- Task to complete
What you give back must match the data character for character.

Dataset records
- - -
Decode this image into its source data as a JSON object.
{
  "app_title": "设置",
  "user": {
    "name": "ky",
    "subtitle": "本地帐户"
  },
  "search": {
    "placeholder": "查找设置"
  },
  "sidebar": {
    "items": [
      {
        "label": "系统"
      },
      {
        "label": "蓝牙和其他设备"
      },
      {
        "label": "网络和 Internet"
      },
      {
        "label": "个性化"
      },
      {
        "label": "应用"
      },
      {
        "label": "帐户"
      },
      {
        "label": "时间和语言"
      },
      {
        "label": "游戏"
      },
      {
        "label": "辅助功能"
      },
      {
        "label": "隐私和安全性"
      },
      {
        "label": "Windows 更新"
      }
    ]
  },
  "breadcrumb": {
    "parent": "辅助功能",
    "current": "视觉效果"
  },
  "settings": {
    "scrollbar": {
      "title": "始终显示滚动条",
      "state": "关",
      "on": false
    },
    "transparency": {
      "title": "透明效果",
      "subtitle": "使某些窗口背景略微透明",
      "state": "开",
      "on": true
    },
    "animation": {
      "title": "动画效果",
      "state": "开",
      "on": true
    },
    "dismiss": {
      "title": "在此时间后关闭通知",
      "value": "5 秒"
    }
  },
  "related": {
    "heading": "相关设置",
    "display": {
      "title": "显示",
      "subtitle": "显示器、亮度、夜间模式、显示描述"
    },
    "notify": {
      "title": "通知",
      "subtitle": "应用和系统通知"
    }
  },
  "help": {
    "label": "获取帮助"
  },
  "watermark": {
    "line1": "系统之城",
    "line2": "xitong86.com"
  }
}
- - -
- Solution to this task
Decode this image into its source data as a JSON object.
{
  "app_title": "设置",
  "user": {
    "name": "ky",
    "subtitle": "本地帐户"
  },
  "search": {
    "placeholder": "查找设置"
  },
  "sidebar": {
    "items": [
      {
        "label": "系统"
      },
      {
        "label": "蓝牙和其他设备"
      },
      {
        "label": "网络和 Internet"
      },
      {
        "label": "个性化"
      },
      {
        "label": "应用"
      },
      {
        "label": "帐户"
      },
      {
        "label": "时间和语言"
      },
      {
        "label": "游戏"
      },
      {
        "label": "辅助功能"
      },
      {
        "label": "隐私和安全性"
      },
      {
        "label": "Windows 更新"
      }
    ]
  },
  "breadcrumb": {
    "parent": "辅助功能",
    "current": "视觉效果"
  },
  "settings": {
    "scrollbar": {
      "title": "始终显示滚动条",
      "state": "关",
      "on": false
    },
    "transparency": {
      "title": "透明效果",
      "subtitle": "使某些窗口背景略微透明",
      "state": "开",
      "on": true
    },
    "animation": {
      "title": "动画效果",
      "state": "开",
      "on": true
    },
    "dismiss": {
      "title": "在此时间后关闭通知",
      "value": "5 秒"
    }
  },
  "related": {
    "heading": "相关设置",
    "display": {
      "title": "显示",
      "subtitle": "显示器、亮度、夜间模式、显示描述"
    },
    "notify": {
      "title": "通知",
      "subtitle": "应用和系统通知"
    }
  },
  "help": {
    "label": "获取帮助"
  },
  "watermark": {
    "line1": "系统之城",
    "line2": "xitong86.com"
  }
}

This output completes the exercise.